As part of his budget plans, Brown proposed a major restructuring of social services that would shift management of several programs from the state government to the county level (de Sá, San Jose Mercury News, 1/10). Affected services include psychiatric hospitals and outpatient mental health treatment (York, Los Angeles Times, 1/11).

However, many county officials have expressed concern that the realignment of program administration might not be accompanied by a shift in funding to pay for the programs (San Jose Mercury News, 1/10).

Tax Changes

Another key part of Brown's budget plan looks ahead to a June special election that could include ballot measures designed to raise revenue (Goldmacher, Los Angeles Times, 1/11).

Such measures could generate about $12 billion in new revenue, primarily by extending temporary increases for income, sales and vehicle taxes (Kisken, Ventura County Star, 1/10).

Lawmakers React

Republican lawmakers said they do not support the idea of placing the tax issue before voters.

Democratic leaders in the state Senate expressed mild support for Brown's plan, saying they plan to hold hearings on the proposal as early as Thursday (San Francisco Chronicle, 1/11).

Senate President Pro Tempore Darrell Steinberg (D-Sacramento) said Brown's proposals are different from Schwarzenegger's because they are more "across the board" and include a restructuring of state government (Ferriss, "Capitol Alert," Sacramento Bee, 1/10).

For additional coverage of Brown's budget plan, see today's Capitol Desk post.

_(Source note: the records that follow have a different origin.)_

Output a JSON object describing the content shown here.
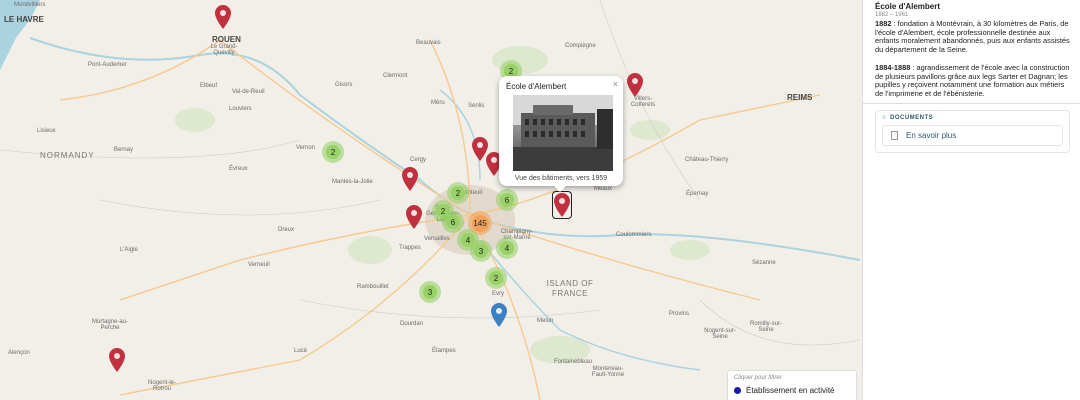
{
  "map": {
    "places": [
      {
        "text": "Montivilliers",
        "cls": ""
      },
      {
        "text": "LE HAVRE",
        "cls": "big"
      },
      {
        "text": "ROUEN",
        "cls": "big"
      },
      {
        "text": "Le Grand-Quevilly",
        "cls": ""
      },
      {
        "text": "Pont-Audemer",
        "cls": ""
      },
      {
        "text": "Elbeuf",
        "cls": ""
      },
      {
        "text": "Val-de-Reuil",
        "cls": ""
      },
      {
        "text": "Louviers",
        "cls": ""
      },
      {
        "text": "Gisors",
        "cls": ""
      },
      {
        "text": "Beauvais",
        "cls": ""
      },
      {
        "text": "Clermont",
        "cls": ""
      },
      {
        "text": "Compiègne",
        "cls": ""
      },
      {
        "text": "Méru",
        "cls": ""
      },
      {
        "text": "Senlis",
        "cls": ""
      },
      {
        "text": "Villers-Cotterets",
        "cls": ""
      },
      {
        "text": "REIMS",
        "cls": "big"
      },
      {
        "text": "Lisieux",
        "cls": ""
      },
      {
        "text": "NORMANDY",
        "cls": "region"
      },
      {
        "text": "Bernay",
        "cls": ""
      },
      {
        "text": "Vernon",
        "cls": ""
      },
      {
        "text": "Évreux",
        "cls": ""
      },
      {
        "text": "Cergy",
        "cls": ""
      },
      {
        "text": "Mantes-la-Jolie",
        "cls": ""
      },
      {
        "text": "Argenteuil",
        "cls": ""
      },
      {
        "text": "Saint-Germain-en-Laye",
        "cls": ""
      },
      {
        "text": "Versailles",
        "cls": ""
      },
      {
        "text": "Trappes",
        "cls": ""
      },
      {
        "text": "Champigny-sur-Marne",
        "cls": ""
      },
      {
        "text": "Meaux",
        "cls": ""
      },
      {
        "text": "Château-Thierry",
        "cls": ""
      },
      {
        "text": "Épernay",
        "cls": ""
      },
      {
        "text": "Coulommiers",
        "cls": ""
      },
      {
        "text": "L'Aigle",
        "cls": ""
      },
      {
        "text": "Dreux",
        "cls": ""
      },
      {
        "text": "Verneuil",
        "cls": ""
      },
      {
        "text": "Rambouillet",
        "cls": ""
      },
      {
        "text": "ISLAND OF FRANCE",
        "cls": "dept"
      },
      {
        "text": "Evry",
        "cls": ""
      },
      {
        "text": "Melun",
        "cls": ""
      },
      {
        "text": "Provins",
        "cls": ""
      },
      {
        "text": "Sézanne",
        "cls": ""
      },
      {
        "text": "Dourdan",
        "cls": ""
      },
      {
        "text": "Nogent-sur-Seine",
        "cls": ""
      },
      {
        "text": "Romilly-sur-Seine",
        "cls": ""
      },
      {
        "text": "Mortagne-au-Perche",
        "cls": ""
      },
      {
        "text": "Alençon",
        "cls": ""
      },
      {
        "text": "Lucé",
        "cls": ""
      },
      {
        "text": "Étampes",
        "cls": ""
      },
      {
        "text": "Fontainebleau",
        "cls": ""
      },
      {
        "text": "Montereau-Fault-Yonne",
        "cls": ""
      },
      {
        "text": "Nogent-le-Rotrou",
        "cls": ""
      }
    ],
    "clusters": [
      {
        "count": "2",
        "color": "green"
      },
      {
        "count": "2",
        "color": "green"
      },
      {
        "count": "2",
        "color": "green"
      },
      {
        "count": "2",
        "color": "green"
      },
      {
        "count": "6",
        "color": "green"
      },
      {
        "count": "6",
        "color": "green"
      },
      {
        "count": "145",
        "color": "orange"
      },
      {
        "count": "4",
        "color": "green"
      },
      {
        "count": "3",
        "color": "green"
      },
      {
        "count": "4",
        "color": "green"
      },
      {
        "count": "2",
        "color": "green"
      },
      {
        "count": "3",
        "color": "green"
      }
    ],
    "markers": [
      {
        "color": "#c0303f"
      },
      {
        "color": "#c0303f"
      },
      {
        "color": "#c0303f"
      },
      {
        "color": "#c0303f"
      },
      {
        "color": "#c0303f"
      },
      {
        "color": "#c0303f"
      },
      {
        "color": "#c0303f"
      },
      {
        "color": "#c0303f"
      },
      {
        "color": "#3a80c4"
      }
    ],
    "popup": {
      "title": "École d'Alembert",
      "close": "×",
      "caption": "Vue des bâtiments, vers 1959"
    },
    "legend": {
      "hint": "Cliquer pour filtrer",
      "item": "Établissement en activité",
      "dot_color": "#1a1aa8"
    }
  },
  "panel": {
    "name": "École d'Alembert",
    "dates": "1882 – 1961",
    "p1_year": "1882",
    "p1_text": " : fondation à Montévrain, à 30 kilomètres de Paris, de l'école d'Alembert, école professionnelle destinée aux enfants moralement abandonnés, puis aux enfants assistés du département de la Seine.",
    "p2_year": "1884-1888",
    "p2_text": " : agrandissement de l'école avec la construction de plusieurs pavillons grâce aux legs Sarter et Dagnan; les pupilles y reçoivent notamment une formation aux métiers de l'imprimerie et de l'ébénisterie.",
    "docs_title": "DOCUMENTS",
    "doc_link": "En savoir plus"
  }
}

Headlines and links to editorials on Brown's budget plans are provided below.

Broadcast Coverage

Headlines and links to broadcast coverage of the governor's proposal are provided below.

This is part of the California Healthline Daily Edition, a summary of health policy coverage from major news organizations. Sign up for an email subscription.